START Data for review
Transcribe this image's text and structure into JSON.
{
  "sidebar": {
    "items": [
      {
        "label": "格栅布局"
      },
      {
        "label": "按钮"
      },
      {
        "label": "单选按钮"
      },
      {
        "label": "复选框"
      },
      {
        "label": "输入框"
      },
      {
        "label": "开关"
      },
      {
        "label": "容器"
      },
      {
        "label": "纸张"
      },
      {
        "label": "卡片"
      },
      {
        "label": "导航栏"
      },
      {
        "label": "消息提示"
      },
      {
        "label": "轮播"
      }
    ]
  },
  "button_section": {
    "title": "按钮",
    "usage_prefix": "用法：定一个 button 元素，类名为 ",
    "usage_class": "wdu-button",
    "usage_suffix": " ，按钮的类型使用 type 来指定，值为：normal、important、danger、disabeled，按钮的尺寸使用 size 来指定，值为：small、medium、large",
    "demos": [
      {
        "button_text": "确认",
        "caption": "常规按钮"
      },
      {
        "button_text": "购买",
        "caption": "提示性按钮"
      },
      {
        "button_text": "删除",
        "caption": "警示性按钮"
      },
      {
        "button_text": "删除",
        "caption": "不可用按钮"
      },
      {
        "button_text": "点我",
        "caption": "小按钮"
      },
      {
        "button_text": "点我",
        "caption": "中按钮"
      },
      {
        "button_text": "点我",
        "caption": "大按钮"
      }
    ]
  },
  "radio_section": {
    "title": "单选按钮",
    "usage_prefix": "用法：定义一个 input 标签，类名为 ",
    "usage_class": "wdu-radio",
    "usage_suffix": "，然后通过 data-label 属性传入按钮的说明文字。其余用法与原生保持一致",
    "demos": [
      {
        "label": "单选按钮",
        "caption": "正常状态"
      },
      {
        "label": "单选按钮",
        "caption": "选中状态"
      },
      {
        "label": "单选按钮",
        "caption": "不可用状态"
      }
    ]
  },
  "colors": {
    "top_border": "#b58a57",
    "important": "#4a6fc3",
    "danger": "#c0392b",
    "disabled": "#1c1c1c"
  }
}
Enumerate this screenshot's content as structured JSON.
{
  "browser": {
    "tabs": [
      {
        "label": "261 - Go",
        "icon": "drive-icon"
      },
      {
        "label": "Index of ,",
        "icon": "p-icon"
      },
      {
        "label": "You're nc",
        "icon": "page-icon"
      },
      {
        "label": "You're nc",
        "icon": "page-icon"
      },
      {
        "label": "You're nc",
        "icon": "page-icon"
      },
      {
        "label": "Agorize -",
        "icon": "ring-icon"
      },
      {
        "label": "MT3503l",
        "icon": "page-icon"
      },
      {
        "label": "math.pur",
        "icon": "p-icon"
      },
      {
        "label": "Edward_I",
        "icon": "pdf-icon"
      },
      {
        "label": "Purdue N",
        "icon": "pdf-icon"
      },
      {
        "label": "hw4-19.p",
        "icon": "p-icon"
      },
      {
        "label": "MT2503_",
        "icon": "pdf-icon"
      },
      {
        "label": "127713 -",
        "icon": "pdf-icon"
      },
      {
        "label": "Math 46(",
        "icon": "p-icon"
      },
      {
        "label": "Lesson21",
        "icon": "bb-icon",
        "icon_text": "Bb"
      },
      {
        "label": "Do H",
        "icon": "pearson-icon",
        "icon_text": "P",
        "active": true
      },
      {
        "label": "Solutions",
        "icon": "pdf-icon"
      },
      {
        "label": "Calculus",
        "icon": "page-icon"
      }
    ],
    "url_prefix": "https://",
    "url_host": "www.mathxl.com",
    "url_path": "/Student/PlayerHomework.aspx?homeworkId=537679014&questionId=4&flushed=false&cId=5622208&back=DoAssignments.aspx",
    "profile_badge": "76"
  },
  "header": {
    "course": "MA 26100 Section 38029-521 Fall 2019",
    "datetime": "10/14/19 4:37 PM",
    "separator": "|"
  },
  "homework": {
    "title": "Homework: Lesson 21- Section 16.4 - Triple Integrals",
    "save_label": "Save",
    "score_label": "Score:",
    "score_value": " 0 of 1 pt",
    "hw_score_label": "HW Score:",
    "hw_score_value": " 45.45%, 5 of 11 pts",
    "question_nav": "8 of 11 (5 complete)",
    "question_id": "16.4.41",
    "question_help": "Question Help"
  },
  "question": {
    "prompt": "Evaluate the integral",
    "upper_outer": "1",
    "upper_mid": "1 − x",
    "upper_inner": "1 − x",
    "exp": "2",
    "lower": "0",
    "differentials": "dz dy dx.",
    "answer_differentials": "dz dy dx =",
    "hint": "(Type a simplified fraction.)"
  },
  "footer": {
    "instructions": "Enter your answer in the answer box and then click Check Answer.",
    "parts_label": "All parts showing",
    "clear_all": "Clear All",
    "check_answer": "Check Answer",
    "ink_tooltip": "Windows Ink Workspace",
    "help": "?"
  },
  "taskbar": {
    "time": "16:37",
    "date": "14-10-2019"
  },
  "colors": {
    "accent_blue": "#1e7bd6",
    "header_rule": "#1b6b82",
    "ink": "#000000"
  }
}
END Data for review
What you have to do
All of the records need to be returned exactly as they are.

Answer area
Transcribe this image's text and structure into JSON.
{
  "sidebar": {
    "items": [
      {
        "label": "格栅布局"
      },
      {
        "label": "按钮"
      },
      {
        "label": "单选按钮"
      },
      {
        "label": "复选框"
      },
      {
        "label": "输入框"
      },
      {
        "label": "开关"
      },
      {
        "label": "容器"
      },
      {
        "label": "纸张"
      },
      {
        "label": "卡片"
      },
      {
        "label": "导航栏"
      },
      {
        "label": "消息提示"
      },
      {
        "label": "轮播"
      }
    ]
  },
  "button_section": {
    "title": "按钮",
    "usage_prefix": "用法：定一个 button 元素，类名为 ",
    "usage_class": "wdu-button",
    "usage_suffix": " ，按钮的类型使用 type 来指定，值为：normal、important、danger、disabeled，按钮的尺寸使用 size 来指定，值为：small、medium、large",
    "demos": [
      {
        "button_text": "确认",
        "caption": "常规按钮"
      },
      {
        "button_text": "购买",
        "caption": "提示性按钮"
      },
      {
        "button_text": "删除",
        "caption": "警示性按钮"
      },
      {
        "button_text": "删除",
        "caption": "不可用按钮"
      },
      {
        "button_text": "点我",
        "caption": "小按钮"
      },
      {
        "button_text": "点我",
        "caption": "中按钮"
      },
      {
        "button_text": "点我",
        "caption": "大按钮"
      }
    ]
  },
  "radio_section": {
    "title": "单选按钮",
    "usage_prefix": "用法：定义一个 input 标签，类名为 ",
    "usage_class": "wdu-radio",
    "usage_suffix": "，然后通过 data-label 属性传入按钮的说明文字。其余用法与原生保持一致",
    "demos": [
      {
        "label": "单选按钮",
        "caption": "正常状态"
      },
      {
        "label": "单选按钮",
        "caption": "选中状态"
      },
      {
        "label": "单选按钮",
        "caption": "不可用状态"
      }
    ]
  },
  "colors": {
    "top_border": "#b58a57",
    "important": "#4a6fc3",
    "danger": "#c0392b",
    "disabled": "#1c1c1c"
  }
}
Enumerate this screenshot's content as structured JSON.
{
  "browser": {
    "tabs": [
      {
        "label": "261 - Go",
        "icon": "drive-icon"
      },
      {
        "label": "Index of ,",
        "icon": "p-icon"
      },
      {
        "label": "You're nc",
        "icon": "page-icon"
      },
      {
        "label": "You're nc",
        "icon": "page-icon"
      },
      {
        "label": "You're nc",
        "icon": "page-icon"
      },
      {
        "label": "Agorize -",
        "icon": "ring-icon"
      },
      {
        "label": "MT3503l",
        "icon": "page-icon"
      },
      {
        "label": "math.pur",
        "icon": "p-icon"
      },
      {
        "label": "Edward_I",
        "icon": "pdf-icon"
      },
      {
        "label": "Purdue N",
        "icon": "pdf-icon"
      },
      {
        "label": "hw4-19.p",
        "icon": "p-icon"
      },
      {
        "label": "MT2503_",
        "icon": "pdf-icon"
      },
      {
        "label": "127713 -",
        "icon": "pdf-icon"
      },
      {
        "label": "Math 46(",
        "icon": "p-icon"
      },
      {
        "label": "Lesson21",
        "icon": "bb-icon",
        "icon_text": "Bb"
      },
      {
        "label": "Do H",
        "icon": "pearson-icon",
        "icon_text": "P",
        "active": true
      },
      {
        "label": "Solutions",
        "icon": "pdf-icon"
      },
      {
        "label": "Calculus",
        "icon": "page-icon"
      }
    ],
    "url_prefix": "https://",
    "url_host": "www.mathxl.com",
    "url_path": "/Student/PlayerHomework.aspx?homeworkId=537679014&questionId=4&flushed=false&cId=5622208&back=DoAssignments.aspx",
    "profile_badge": "76"
  },
  "header": {
    "course": "MA 26100 Section 38029-521 Fall 2019",
    "datetime": "10/14/19 4:37 PM",
    "separator": "|"
  },
  "homework": {
    "title": "Homework: Lesson 21- Section 16.4 - Triple Integrals",
    "save_label": "Save",
    "score_label": "Score:",
    "score_value": " 0 of 1 pt",
    "hw_score_label": "HW Score:",
    "hw_score_value": " 45.45%, 5 of 11 pts",
    "question_nav": "8 of 11 (5 complete)",
    "question_id": "16.4.41",
    "question_help": "Question Help"
  },
  "question": {
    "prompt": "Evaluate the integral",
    "upper_outer": "1",
    "upper_mid": "1 − x",
    "upper_inner": "1 − x",
    "exp": "2",
    "lower": "0",
    "differentials": "dz dy dx.",
    "answer_differentials": "dz dy dx =",
    "hint": "(Type a simplified fraction.)"
  },
  "footer": {
    "instructions": "Enter your answer in the answer box and then click Check Answer.",
    "parts_label": "All parts showing",
    "clear_all": "Clear All",
    "check_answer": "Check Answer",
    "ink_tooltip": "Windows Ink Workspace",
    "help": "?"
  },
  "taskbar": {
    "time": "16:37",
    "date": "14-10-2019"
  },
  "colors": {
    "accent_blue": "#1e7bd6",
    "header_rule": "#1b6b82",
    "ink": "#000000"
  }
}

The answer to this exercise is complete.